PSAC agreed with the other unions that the specialists should remain in their own bargaining unit, arguing the interests and issues scanners face are too different from House and Senate security officers.
Ms. Rusk said PPS’s lawyers advised against moving on contract talks until the labour board ruled.
PPS, she said, would be still be open to non-collective bargaining meetings, such as ones in which the union can meet with PPS’ director or labour relations executives.
Since the summer, PPS has been in talks with the union about pre-bargaining discussions, with the hope that some of their pressing issues could be addressed, Ms. Rusk said.
“PPS continues to respect the terms of the existing collective bargaining agreements,” she added, referring to those that have expired.
Mr. King said the scheduling of shifts has been a major grievance for union members that needs to be addressed in the next round of contract talks. Currently, management informs employees of their work schedule no more than two weeks ahead of time, he said.
In response, PSAC has filed an unfair labour practice complaint, alleging PPS violated the law by “unilaterally introducing new work schedules without the union’s consent.” As part of the collective agreement, which remains legally enforceable despite expiring, the union must be consulted before any changes to scheduling.
The complaint alleges that PPS made changes to the scheduling of shifts, despite repeated complaints from PSAC members. Notably, PPS did not meet with PSAC when developing new schedules for Canada Day and Canada 150 celebrations.
“The schedule is unpredictable,” Mr. McGillis said. “Our members never know their schedule more than two weeks ahead of time, sometimes even less. It’s very hard for our members to organize their life.”
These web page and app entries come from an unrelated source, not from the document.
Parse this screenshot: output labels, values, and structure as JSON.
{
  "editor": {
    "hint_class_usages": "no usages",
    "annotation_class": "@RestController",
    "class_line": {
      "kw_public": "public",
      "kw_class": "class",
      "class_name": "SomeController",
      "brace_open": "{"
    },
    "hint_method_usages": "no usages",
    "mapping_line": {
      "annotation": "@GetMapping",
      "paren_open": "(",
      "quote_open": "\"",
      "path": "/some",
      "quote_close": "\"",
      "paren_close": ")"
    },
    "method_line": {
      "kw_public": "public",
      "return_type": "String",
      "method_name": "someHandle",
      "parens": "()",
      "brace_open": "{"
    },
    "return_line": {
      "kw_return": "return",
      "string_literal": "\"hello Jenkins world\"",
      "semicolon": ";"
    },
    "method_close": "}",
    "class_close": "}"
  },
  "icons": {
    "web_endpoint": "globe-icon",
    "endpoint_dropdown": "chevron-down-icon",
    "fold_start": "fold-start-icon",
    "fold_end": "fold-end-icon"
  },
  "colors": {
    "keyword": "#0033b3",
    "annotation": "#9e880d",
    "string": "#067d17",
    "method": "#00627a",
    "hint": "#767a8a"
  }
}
Ms. Rusk said PPS abides by the last collective agreement, which states that the work schedule must be posted 15 days in advance and that the employer “shall schedule hours of work to meet operational requirements.”
“Any employee who feels the employer did not abide by this clause can contact a supervisor for verification. If they remain unsatisfied with the explanation, they have a right to the grievance process,” she said.
Another issue is pay. The last time the detection specialists received a negotiated pay increase was in April 2013, Mr. McGillis said. When PSAC met with the employer in early 2015, collective bargaining talks dissolved following disagreements on pay and scheduling.
“It’s really the cost-of-living aspect that is absolutely rolled up with this,” Mr. McGillis said. “It’s not that hard to see where inflation’s been the last three years.”
However, after PPS was established and the security screeners’ salary positions reclassified in the shakeup in July 2015, their salary range increased from $38,878-$49,193 to $43,177-$54,632, according to Ms. Rusk.
Mr. McGillis also said there are a number of health and safety concerns the union would like to address with PPS, singling out the risk members face of being potentially exposed to radiation due to their work with metal detectors and X-ray machines.
“The way rooms are set up can increase exposure to unnecessary levels of radiation,” said Mr. McGillis, adding that there is no health and safety statute protection for detection specialists.
The Parliamentary Employment and Staff Relations Act, passed in 1986, governs employees of the Senate, the House of Commons, MPs, the Library of Parliament, and now PPS workers. Although the act has three parts to it, only the first part focusing on bargaining rights ever went into effect, leaving out rules on working conditions and health and safety.
Instead, collective bargaining agreements dictate labour matters relating to the two parts that didn’t come into force in the 1986 law. Canadian workers, generally, are protected under the Canada Labour Code and a patchwork of provincial and local laws.
Mr. McGillis also called for new protections to limit the risk scanners face from violent attacks, as they are often the first point of contact for guests.
He said issues surrounding front-line protection have become a growing concern since the 2014 Hill shooting, and contract talks must “ensure that our members are protected in the case of something like that.”
The Hill Times